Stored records
Start of Block
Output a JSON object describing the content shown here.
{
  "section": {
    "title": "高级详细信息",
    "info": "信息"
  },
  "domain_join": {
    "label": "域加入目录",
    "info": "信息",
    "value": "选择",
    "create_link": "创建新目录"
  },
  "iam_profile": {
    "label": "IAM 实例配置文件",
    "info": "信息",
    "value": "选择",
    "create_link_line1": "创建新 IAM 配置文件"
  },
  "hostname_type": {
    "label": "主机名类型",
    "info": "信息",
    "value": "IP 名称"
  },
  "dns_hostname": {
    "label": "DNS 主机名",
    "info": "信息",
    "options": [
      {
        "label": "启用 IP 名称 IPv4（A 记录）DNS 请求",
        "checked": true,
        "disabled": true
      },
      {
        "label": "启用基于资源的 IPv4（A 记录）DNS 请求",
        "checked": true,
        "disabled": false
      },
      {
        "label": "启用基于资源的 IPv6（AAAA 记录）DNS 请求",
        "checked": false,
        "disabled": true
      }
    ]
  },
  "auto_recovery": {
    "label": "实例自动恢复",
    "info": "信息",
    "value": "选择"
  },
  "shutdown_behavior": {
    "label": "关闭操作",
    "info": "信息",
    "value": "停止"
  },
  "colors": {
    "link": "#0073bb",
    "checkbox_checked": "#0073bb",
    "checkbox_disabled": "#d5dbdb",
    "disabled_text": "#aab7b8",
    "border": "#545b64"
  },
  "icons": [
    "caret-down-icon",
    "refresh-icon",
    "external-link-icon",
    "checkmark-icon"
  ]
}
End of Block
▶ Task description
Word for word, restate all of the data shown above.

▶ Solution to this problem
Output a JSON object describing the content shown here.
{
  "section": {
    "title": "高级详细信息",
    "info": "信息"
  },
  "domain_join": {
    "label": "域加入目录",
    "info": "信息",
    "value": "选择",
    "create_link": "创建新目录"
  },
  "iam_profile": {
    "label": "IAM 实例配置文件",
    "info": "信息",
    "value": "选择",
    "create_link_line1": "创建新 IAM 配置文件"
  },
  "hostname_type": {
    "label": "主机名类型",
    "info": "信息",
    "value": "IP 名称"
  },
  "dns_hostname": {
    "label": "DNS 主机名",
    "info": "信息",
    "options": [
      {
        "label": "启用 IP 名称 IPv4（A 记录）DNS 请求",
        "checked": true,
        "disabled": true
      },
      {
        "label": "启用基于资源的 IPv4（A 记录）DNS 请求",
        "checked": true,
        "disabled": false
      },
      {
        "label": "启用基于资源的 IPv6（AAAA 记录）DNS 请求",
        "checked": false,
        "disabled": true
      }
    ]
  },
  "auto_recovery": {
    "label": "实例自动恢复",
    "info": "信息",
    "value": "选择"
  },
  "shutdown_behavior": {
    "label": "关闭操作",
    "info": "信息",
    "value": "停止"
  },
  "colors": {
    "link": "#0073bb",
    "checkbox_checked": "#0073bb",
    "checkbox_disabled": "#d5dbdb",
    "disabled_text": "#aab7b8",
    "border": "#545b64"
  },
  "icons": [
    "caret-down-icon",
    "refresh-icon",
    "external-link-icon",
    "checkmark-icon"
  ]
}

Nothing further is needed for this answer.